Instructions to follow: Check every line of the data for the string "label" and copy the ones that have it.

Input data:
Segment Open

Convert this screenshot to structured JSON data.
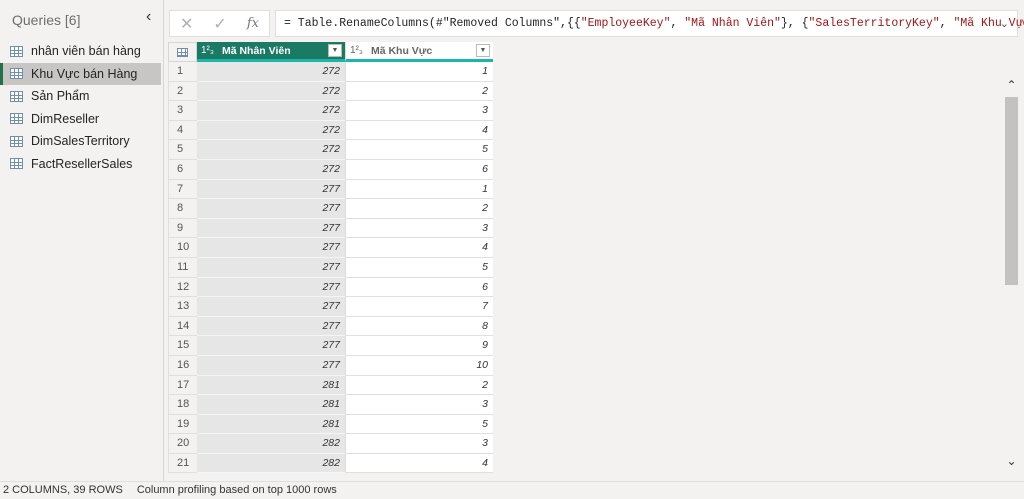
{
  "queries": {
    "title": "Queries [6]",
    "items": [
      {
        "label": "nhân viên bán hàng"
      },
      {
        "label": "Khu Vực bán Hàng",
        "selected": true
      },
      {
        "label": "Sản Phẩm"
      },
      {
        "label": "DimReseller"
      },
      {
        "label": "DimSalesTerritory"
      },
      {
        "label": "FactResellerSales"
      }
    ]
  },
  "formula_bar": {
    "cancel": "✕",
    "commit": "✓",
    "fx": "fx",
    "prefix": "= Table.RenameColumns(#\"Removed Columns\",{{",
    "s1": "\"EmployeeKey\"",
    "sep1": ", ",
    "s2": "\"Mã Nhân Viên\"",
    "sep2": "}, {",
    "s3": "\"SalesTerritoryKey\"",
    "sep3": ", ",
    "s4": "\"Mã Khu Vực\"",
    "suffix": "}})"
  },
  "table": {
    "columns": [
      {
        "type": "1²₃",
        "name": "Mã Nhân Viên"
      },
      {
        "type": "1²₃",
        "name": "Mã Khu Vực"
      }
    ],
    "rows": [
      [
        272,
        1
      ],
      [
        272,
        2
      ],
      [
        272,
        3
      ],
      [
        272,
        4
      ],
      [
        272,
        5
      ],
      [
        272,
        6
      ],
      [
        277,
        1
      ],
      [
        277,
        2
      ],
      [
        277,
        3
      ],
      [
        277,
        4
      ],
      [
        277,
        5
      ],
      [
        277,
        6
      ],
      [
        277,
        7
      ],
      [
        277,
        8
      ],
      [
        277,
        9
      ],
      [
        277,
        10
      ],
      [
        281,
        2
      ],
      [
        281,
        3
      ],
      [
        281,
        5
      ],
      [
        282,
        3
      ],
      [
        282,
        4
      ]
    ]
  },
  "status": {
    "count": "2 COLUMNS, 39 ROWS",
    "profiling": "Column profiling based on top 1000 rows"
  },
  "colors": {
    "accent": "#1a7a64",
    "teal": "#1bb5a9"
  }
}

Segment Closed

Written answer:
        "label": "nhân viên bán hàng"
        "label": "Khu Vực bán Hàng",
        "label": "Sản Phẩm"
        "label": "DimReseller"
        "label": "DimSalesTerritory"
        "label": "FactResellerSales"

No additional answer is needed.